Increased stability in one’s daily routine is associated with well-being in the general population and often a goal of behavioral interventions for people with serious mental illnesses like schizophrenia. Assessing behavioral stability has been limited in clinical research by the use of retrospective scales, which are susceptible to reporting biases and memory inaccuracies. Mobile passive sensors, which are less susceptible to these sources of error, have emerged as tools to assess behavioral patterns in a range of populations. The present study developed and examined a metric of behavioral stability from data generated by a passive sensing system carried by 61 individuals with schizophrenia for one year. This metric—the Stability Index—appeared orthogonal from existing measures drawn from passive sensors and matched the predictive performance of state-of-the-art features. Specifically, greater stability in social activity (e.g., calls and messages) were associated with lower symptoms, and greater stability in physical activity (e.g., being still) appeared associated with elevated symptoms. This study provides additional support for the predictive value of individualized over population-level data in psychiatric populations. The Stability Index offers also a promising tool for generating insights about the impact of behavioral stability in schizophrenia-spectrum disorders.
There is actually an open standard for application-tier communication protocol for software that reports daily routines of a patient. It does not deal with evaluating collected data however, only transmission in a predictable format.

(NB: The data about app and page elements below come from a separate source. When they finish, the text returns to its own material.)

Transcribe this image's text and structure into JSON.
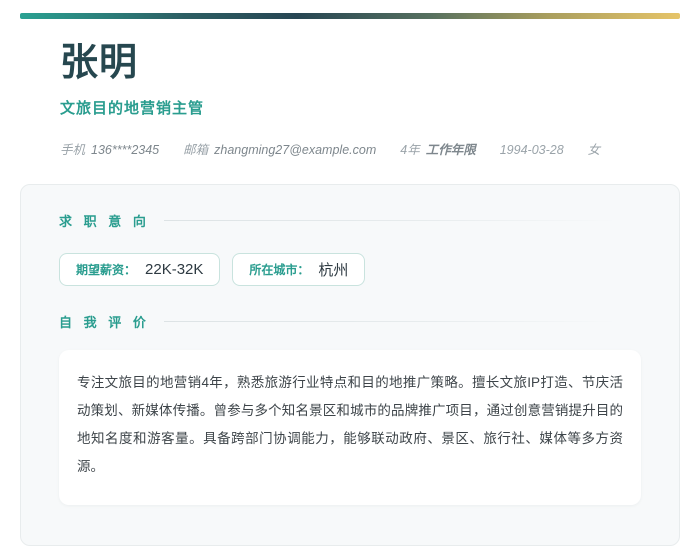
{
  "theme": {
    "accent_teal": "#2a9d8f",
    "dark_slate": "#26474f",
    "gold": "#e6c468",
    "gradient_bar": [
      "#2aa192",
      "#274653",
      "#e6c468"
    ]
  },
  "header": {
    "name": "张明",
    "job_title": "文旅目的地营销主管",
    "contact": {
      "phone_label": "手机",
      "phone_value": "136****2345",
      "email_label": "邮箱",
      "email_value": "zhangming27@example.com",
      "experience_value": "4年",
      "experience_label": "工作年限",
      "birth_date": "1994-03-28",
      "gender": "女"
    }
  },
  "sections": {
    "job_intent": {
      "heading": "求 职 意 向",
      "pills": [
        {
          "label": "期望薪资：",
          "value": "22K-32K"
        },
        {
          "label": "所在城市：",
          "value": "杭州"
        }
      ]
    },
    "self_evaluation": {
      "heading": "自 我 评 价",
      "paragraph": "专注文旅目的地营销4年，熟悉旅游行业特点和目的地推广策略。擅长文旅IP打造、节庆活动策划、新媒体传播。曾参与多个知名景区和城市的品牌推广项目，通过创意营销提升目的地知名度和游客量。具备跨部门协调能力，能够联动政府、景区、旅行社、媒体等多方资源。"
    }
  }
}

Sure, being busy reduces time spent on delusions and watching hallucinations. But this isn’t treatment. My mother is delusional for maybe seven years. First year or two she was unemployed, living off rent some students paid her. Since and at present she has a demanding office job, around sixty hours a week. Her delusions remain the same.